── Entries shown ──

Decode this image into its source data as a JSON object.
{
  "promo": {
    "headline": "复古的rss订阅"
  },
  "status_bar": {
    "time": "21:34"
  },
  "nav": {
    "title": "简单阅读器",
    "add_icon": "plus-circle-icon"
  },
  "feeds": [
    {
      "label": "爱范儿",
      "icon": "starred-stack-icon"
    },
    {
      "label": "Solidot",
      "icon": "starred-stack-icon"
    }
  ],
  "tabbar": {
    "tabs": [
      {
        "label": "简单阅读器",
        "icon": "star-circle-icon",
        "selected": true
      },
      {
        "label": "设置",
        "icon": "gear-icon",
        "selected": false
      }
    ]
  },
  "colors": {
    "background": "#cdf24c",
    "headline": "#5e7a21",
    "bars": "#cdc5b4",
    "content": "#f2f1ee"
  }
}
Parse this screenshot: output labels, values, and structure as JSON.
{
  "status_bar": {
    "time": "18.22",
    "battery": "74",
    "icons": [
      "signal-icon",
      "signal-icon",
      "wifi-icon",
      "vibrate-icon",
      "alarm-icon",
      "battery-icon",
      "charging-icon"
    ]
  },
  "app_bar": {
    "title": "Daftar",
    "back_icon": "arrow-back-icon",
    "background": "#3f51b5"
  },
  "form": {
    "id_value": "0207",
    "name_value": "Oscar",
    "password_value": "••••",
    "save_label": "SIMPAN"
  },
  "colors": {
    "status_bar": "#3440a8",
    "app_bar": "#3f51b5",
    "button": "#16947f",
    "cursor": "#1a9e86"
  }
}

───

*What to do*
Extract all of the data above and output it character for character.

*Answer to this task*
Decode this image into its source data as a JSON object.
{
  "promo": {
    "headline": "复古的rss订阅"
  },
  "status_bar": {
    "time": "21:34"
  },
  "nav": {
    "title": "简单阅读器",
    "add_icon": "plus-circle-icon"
  },
  "feeds": [
    {
      "label": "爱范儿",
      "icon": "starred-stack-icon"
    },
    {
      "label": "Solidot",
      "icon": "starred-stack-icon"
    }
  ],
  "tabbar": {
    "tabs": [
      {
        "label": "简单阅读器",
        "icon": "star-circle-icon",
        "selected": true
      },
      {
        "label": "设置",
        "icon": "gear-icon",
        "selected": false
      }
    ]
  },
  "colors": {
    "background": "#cdf24c",
    "headline": "#5e7a21",
    "bars": "#cdc5b4",
    "content": "#f2f1ee"
  }
}
Parse this screenshot: output labels, values, and structure as JSON.
{
  "status_bar": {
    "time": "18.22",
    "battery": "74",
    "icons": [
      "signal-icon",
      "signal-icon",
      "wifi-icon",
      "vibrate-icon",
      "alarm-icon",
      "battery-icon",
      "charging-icon"
    ]
  },
  "app_bar": {
    "title": "Daftar",
    "back_icon": "arrow-back-icon",
    "background": "#3f51b5"
  },
  "form": {
    "id_value": "0207",
    "name_value": "Oscar",
    "password_value": "••••",
    "save_label": "SIMPAN"
  },
  "colors": {
    "status_bar": "#3440a8",
    "app_bar": "#3f51b5",
    "button": "#16947f",
    "cursor": "#1a9e86"
  }
}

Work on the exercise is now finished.